And I will keep urging Congress to move past some of the habits of manufactured crises and self-inflicted wounds that have so often bogged us down over the last five years. We’ve got one example of that right now. Unless Congress acts, one week from now, more than 100,000 DHS employees, Border Patrol, port inspectors, TSA agents, will show up to work without getting paid. They all work in your states. These are folks who, if they don’t have a paycheck, are not going to be able to spend that money in your states. It will have a direct impact on your economy, and it will have a direct impact on America’s national security, because their hard work helps to keep us safe. And as governors, you know that we can’t afford to play politics with our national security.
So instead, let’s try to focus on some of things that we have in common and deliver real results. I want to thank Governor Inslee and his fellow West Coast governors who have helped workers and management reach an agreement that reopened 29 ports and kept business flowing. I got to add a plug for Tom Perez, who went out there and I think really made an extraordinary contribution to that effort. That’s going to make a big difference for the country’s economy as a whole. That’s the kind of thing that we can accomplish when we put aside divisions and focus on some common-sense steps to improve the economy for everybody. And it’s an example that I hope Congress follows in the months ahead.
Keep in mind, though, even when Congress does not act, or does not act fast enough, I think we can still work together to make a difference. And whether you’re a Democrat or a Republican, what I found is that the more specific we are on focusing on problems, the less concerned we are about politics, the more we get accomplished.
Now, I’ll give you one specific example, and that’s in the criminal justice area. Last year was the first time in 40 years that the federal incarceration rate and the crime rate went down at the same time. First time in 40 years. Let’s keep that progress going, and reform our criminal justice system in ways that protect our citizens and serves us all. In Georgia, Governor Deal has given judges new alternatives to harsh mandatory minimum sentencing. In Connecticut, Governor O’Malley [Malloy]* announced his “Second Chance Society” plan to help former prisoners rejoin their communities. We want to be a partner in those efforts.

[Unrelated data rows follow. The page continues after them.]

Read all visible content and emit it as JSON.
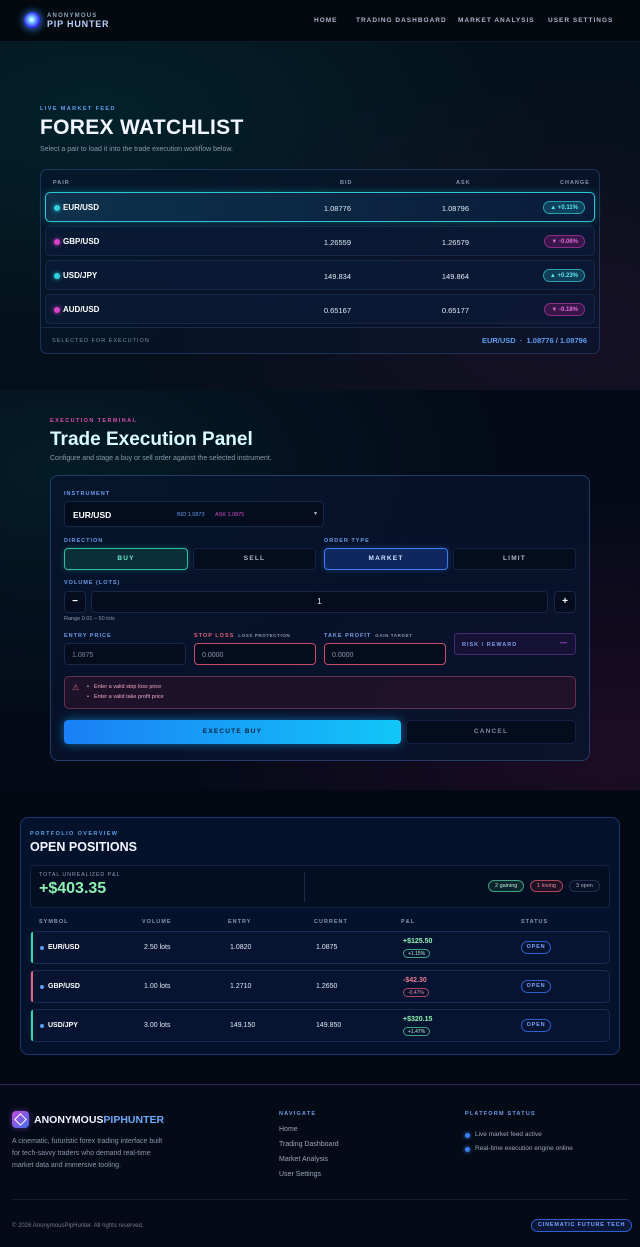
{
  "nav": {
    "brand_top": "ANONYMOUS",
    "brand_bottom": "PIP HUNTER",
    "links": [
      "HOME",
      "TRADING DASHBOARD",
      "MARKET ANALYSIS",
      "USER SETTINGS"
    ]
  },
  "watchlist": {
    "eyebrow": "LIVE MARKET FEED",
    "title": "FOREX WATCHLIST",
    "subtitle": "Select a pair to load it into the trade execution workflow below.",
    "columns": [
      "PAIR",
      "BID",
      "ASK",
      "CHANGE"
    ],
    "rows": [
      {
        "pair": "EUR/USD",
        "bid": "1.08776",
        "ask": "1.08796",
        "change": "▲ +0.11%",
        "dir": "up",
        "dot": "#2fd2e0"
      },
      {
        "pair": "GBP/USD",
        "bid": "1.26559",
        "ask": "1.26579",
        "change": "▼ -0.06%",
        "dir": "down",
        "dot": "#d743c9"
      },
      {
        "pair": "USD/JPY",
        "bid": "149.834",
        "ask": "149.864",
        "change": "▲ +0.23%",
        "dir": "up",
        "dot": "#2fd2e0"
      },
      {
        "pair": "AUD/USD",
        "bid": "0.65167",
        "ask": "0.65177",
        "change": "▼ -0.18%",
        "dir": "down",
        "dot": "#d743c9"
      }
    ],
    "selected_label": "SELECTED FOR EXECUTION",
    "selected_value": "EUR/USD  ·  1.08776 / 1.08796"
  },
  "trade": {
    "eyebrow": "EXECUTION TERMINAL",
    "title": "Trade Execution Panel",
    "subtitle": "Configure and stage a buy or sell order against the selected instrument.",
    "instrument_label": "INSTRUMENT",
    "instrument_value": "EUR/USD",
    "instrument_bid": "BID 1.0873",
    "instrument_ask": "ASK 1.0875",
    "direction_label": "DIRECTION",
    "buy": "BUY",
    "sell": "SELL",
    "order_type_label": "ORDER TYPE",
    "market": "MARKET",
    "limit": "LIMIT",
    "volume_label": "VOLUME (LOTS)",
    "minus": "−",
    "plus": "+",
    "volume_value": "1",
    "volume_range": "Range 0.01 – 50 lots",
    "entry_label": "ENTRY PRICE",
    "entry_placeholder": "1.0875",
    "sl_label": "STOP LOSS",
    "sl_hint": "LOSS PROTECTION",
    "sl_placeholder": "0.0000",
    "tp_label": "TAKE PROFIT",
    "tp_hint": "GAIN TARGET",
    "tp_placeholder": "0.0000",
    "rr_label": "RISK / REWARD",
    "rr_value": "—",
    "errors": [
      "Enter a valid stop loss price",
      "Enter a valid take profit price"
    ],
    "execute": "EXECUTE BUY",
    "cancel": "CANCEL"
  },
  "positions": {
    "eyebrow": "PORTFOLIO OVERVIEW",
    "title": "OPEN POSITIONS",
    "pnl_label": "TOTAL UNREALIZED P&L",
    "pnl_value": "+$403.35",
    "gaining": "2 gaining",
    "losing": "1 losing",
    "open_count": "3 open",
    "columns": [
      "SYMBOL",
      "VOLUME",
      "ENTRY",
      "CURRENT",
      "P&L",
      "STATUS"
    ],
    "rows": [
      {
        "symbol": "EUR/USD",
        "volume": "2.50 lots",
        "entry": "1.0820",
        "current": "1.0875",
        "pnl": "+$125.50",
        "pct": "+1.15%",
        "status": "OPEN",
        "dir": "up"
      },
      {
        "symbol": "GBP/USD",
        "volume": "1.00 lots",
        "entry": "1.2710",
        "current": "1.2650",
        "pnl": "-$42.30",
        "pct": "-0.47%",
        "status": "OPEN",
        "dir": "down"
      },
      {
        "symbol": "USD/JPY",
        "volume": "3.00 lots",
        "entry": "149.150",
        "current": "149.850",
        "pnl": "+$320.15",
        "pct": "+1.47%",
        "status": "OPEN",
        "dir": "up"
      }
    ]
  },
  "footer": {
    "brand_a": "ANONYMOUS",
    "brand_b": "PIPHUNTER",
    "description": [
      "A cinematic, futuristic forex trading interface built",
      "for tech-savvy traders who demand real-time",
      "market data and immersive tooling."
    ],
    "nav_heading": "NAVIGATE",
    "nav_links": [
      "Home",
      "Trading Dashboard",
      "Market Analysis",
      "User Settings"
    ],
    "status_heading": "PLATFORM STATUS",
    "status_items": [
      "Live market feed active",
      "Real-time execution engine online"
    ],
    "copyright": "© 2026 AnonymousPipHunter. All rights reserved.",
    "tag": "CINEMATIC FUTURE TECH"
  }
}
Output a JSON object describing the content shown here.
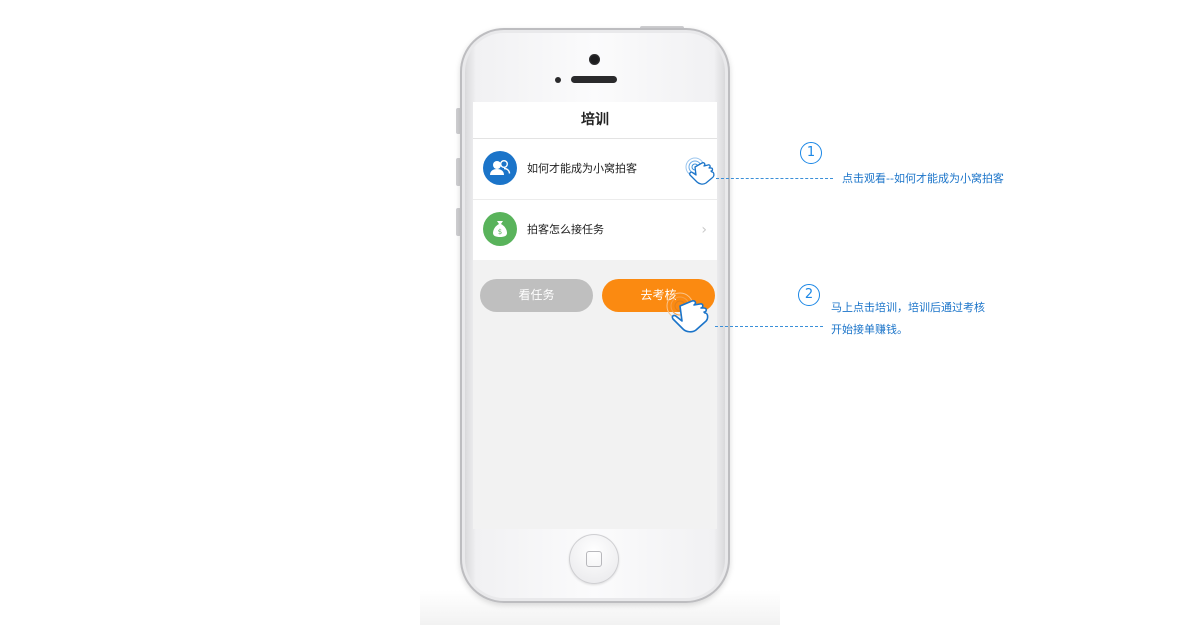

And that’s what the American people expect. One of the great privileges of being President is you get to travel everywhere, and you get to meet people from just about every walk of life. And what I have found is the assumption that I made, that I think Joe made when we first ran for office, still holds true: The American people are good and decent, and they have a lot more in common than our politics would indicate. And if we can just focus on that, there’s a lot of good stuff that we can get done.
So I’m in the fourth quarter of my presidency, or as some of you might call it -- the kickoff for your campaign season. (Laughter.) But I think there’s still a lot that we can get done together. I think we can build an America that is creating more opportunities for hardworking folks. I think we can make sure that the future for the next generation is even brighter than the one that we enjoyed. And I look forward to making progress together at the federal and state levels.
Thank you very much, everybody. (Applause.) Thank you.
11:36 A.M. EST